*Required action:* Exactly as given, output all the records that follow.
== Records to process ==
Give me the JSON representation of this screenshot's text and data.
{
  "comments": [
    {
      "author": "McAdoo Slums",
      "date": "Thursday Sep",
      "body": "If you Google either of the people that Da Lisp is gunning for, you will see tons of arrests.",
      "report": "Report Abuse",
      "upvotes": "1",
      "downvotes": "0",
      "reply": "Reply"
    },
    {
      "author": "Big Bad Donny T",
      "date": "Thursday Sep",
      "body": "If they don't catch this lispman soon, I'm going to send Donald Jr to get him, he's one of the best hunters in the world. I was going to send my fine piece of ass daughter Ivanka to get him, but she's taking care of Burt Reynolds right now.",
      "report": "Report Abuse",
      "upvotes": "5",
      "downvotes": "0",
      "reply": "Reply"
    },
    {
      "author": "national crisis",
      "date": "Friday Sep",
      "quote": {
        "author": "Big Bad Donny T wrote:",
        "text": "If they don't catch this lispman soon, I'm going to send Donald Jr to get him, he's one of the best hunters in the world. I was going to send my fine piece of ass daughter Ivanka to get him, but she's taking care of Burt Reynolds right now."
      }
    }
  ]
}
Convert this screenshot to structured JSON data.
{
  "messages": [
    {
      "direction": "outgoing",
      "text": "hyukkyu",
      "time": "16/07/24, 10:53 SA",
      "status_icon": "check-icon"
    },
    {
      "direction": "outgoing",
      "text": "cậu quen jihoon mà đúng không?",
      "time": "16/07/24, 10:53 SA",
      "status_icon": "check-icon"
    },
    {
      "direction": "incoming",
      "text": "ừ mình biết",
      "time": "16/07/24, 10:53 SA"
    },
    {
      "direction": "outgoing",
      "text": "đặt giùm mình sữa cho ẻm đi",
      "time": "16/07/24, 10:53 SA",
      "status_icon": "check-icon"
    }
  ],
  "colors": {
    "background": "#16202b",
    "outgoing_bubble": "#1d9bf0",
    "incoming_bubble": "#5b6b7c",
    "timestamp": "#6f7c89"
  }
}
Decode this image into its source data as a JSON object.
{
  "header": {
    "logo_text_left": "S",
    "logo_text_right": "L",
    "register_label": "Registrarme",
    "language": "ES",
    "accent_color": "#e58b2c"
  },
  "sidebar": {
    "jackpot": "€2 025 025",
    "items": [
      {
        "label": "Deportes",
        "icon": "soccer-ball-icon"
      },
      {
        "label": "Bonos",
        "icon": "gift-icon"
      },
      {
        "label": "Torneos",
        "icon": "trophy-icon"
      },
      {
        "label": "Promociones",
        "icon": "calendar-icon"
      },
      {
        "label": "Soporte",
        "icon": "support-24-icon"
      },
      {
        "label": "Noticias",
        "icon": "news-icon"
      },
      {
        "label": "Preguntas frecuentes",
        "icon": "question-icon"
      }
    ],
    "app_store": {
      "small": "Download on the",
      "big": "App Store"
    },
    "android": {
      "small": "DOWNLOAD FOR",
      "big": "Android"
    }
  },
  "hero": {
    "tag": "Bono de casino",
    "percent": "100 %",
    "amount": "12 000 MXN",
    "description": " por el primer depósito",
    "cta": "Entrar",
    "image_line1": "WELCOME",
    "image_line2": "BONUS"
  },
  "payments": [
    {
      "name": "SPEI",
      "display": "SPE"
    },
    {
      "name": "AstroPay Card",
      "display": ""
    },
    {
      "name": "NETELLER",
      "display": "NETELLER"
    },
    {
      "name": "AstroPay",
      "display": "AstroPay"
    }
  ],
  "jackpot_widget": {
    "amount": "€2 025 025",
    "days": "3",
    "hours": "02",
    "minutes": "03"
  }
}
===
*Written solution:*
Give me the JSON representation of this screenshot's text and data.
{
  "comments": [
    {
      "author": "McAdoo Slums",
      "date": "Thursday Sep",
      "body": "If you Google either of the people that Da Lisp is gunning for, you will see tons of arrests.",
      "report": "Report Abuse",
      "upvotes": "1",
      "downvotes": "0",
      "reply": "Reply"
    },
    {
      "author": "Big Bad Donny T",
      "date": "Thursday Sep",
      "body": "If they don't catch this lispman soon, I'm going to send Donald Jr to get him, he's one of the best hunters in the world. I was going to send my fine piece of ass daughter Ivanka to get him, but she's taking care of Burt Reynolds right now.",
      "report": "Report Abuse",
      "upvotes": "5",
      "downvotes": "0",
      "reply": "Reply"
    },
    {
      "author": "national crisis",
      "date": "Friday Sep",
      "quote": {
        "author": "Big Bad Donny T wrote:",
        "text": "If they don't catch this lispman soon, I'm going to send Donald Jr to get him, he's one of the best hunters in the world. I was going to send my fine piece of ass daughter Ivanka to get him, but she's taking care of Burt Reynolds right now."
      }
    }
  ]
}
Convert this screenshot to structured JSON data.
{
  "messages": [
    {
      "direction": "outgoing",
      "text": "hyukkyu",
      "time": "16/07/24, 10:53 SA",
      "status_icon": "check-icon"
    },
    {
      "direction": "outgoing",
      "text": "cậu quen jihoon mà đúng không?",
      "time": "16/07/24, 10:53 SA",
      "status_icon": "check-icon"
    },
    {
      "direction": "incoming",
      "text": "ừ mình biết",
      "time": "16/07/24, 10:53 SA"
    },
    {
      "direction": "outgoing",
      "text": "đặt giùm mình sữa cho ẻm đi",
      "time": "16/07/24, 10:53 SA",
      "status_icon": "check-icon"
    }
  ],
  "colors": {
    "background": "#16202b",
    "outgoing_bubble": "#1d9bf0",
    "incoming_bubble": "#5b6b7c",
    "timestamp": "#6f7c89"
  }
}
Decode this image into its source data as a JSON object.
{
  "header": {
    "logo_text_left": "S",
    "logo_text_right": "L",
    "register_label": "Registrarme",
    "language": "ES",
    "accent_color": "#e58b2c"
  },
  "sidebar": {
    "jackpot": "€2 025 025",
    "items": [
      {
        "label": "Deportes",
        "icon": "soccer-ball-icon"
      },
      {
        "label": "Bonos",
        "icon": "gift-icon"
      },
      {
        "label": "Torneos",
        "icon": "trophy-icon"
      },
      {
        "label": "Promociones",
        "icon": "calendar-icon"
      },
      {
        "label": "Soporte",
        "icon": "support-24-icon"
      },
      {
        "label": "Noticias",
        "icon": "news-icon"
      },
      {
        "label": "Preguntas frecuentes",
        "icon": "question-icon"
      }
    ],
    "app_store": {
      "small": "Download on the",
      "big": "App Store"
    },
    "android": {
      "small": "DOWNLOAD FOR",
      "big": "Android"
    }
  },
  "hero": {
    "tag": "Bono de casino",
    "percent": "100 %",
    "amount": "12 000 MXN",
    "description": " por el primer depósito",
    "cta": "Entrar",
    "image_line1": "WELCOME",
    "image_line2": "BONUS"
  },
  "payments": [
    {
      "name": "SPEI",
      "display": "SPE"
    },
    {
      "name": "AstroPay Card",
      "display": ""
    },
    {
      "name": "NETELLER",
      "display": "NETELLER"
    },
    {
      "name": "AstroPay",
      "display": "AstroPay"
    }
  ],
  "jackpot_widget": {
    "amount": "€2 025 025",
    "days": "3",
    "hours": "02",
    "minutes": "03"
  }
}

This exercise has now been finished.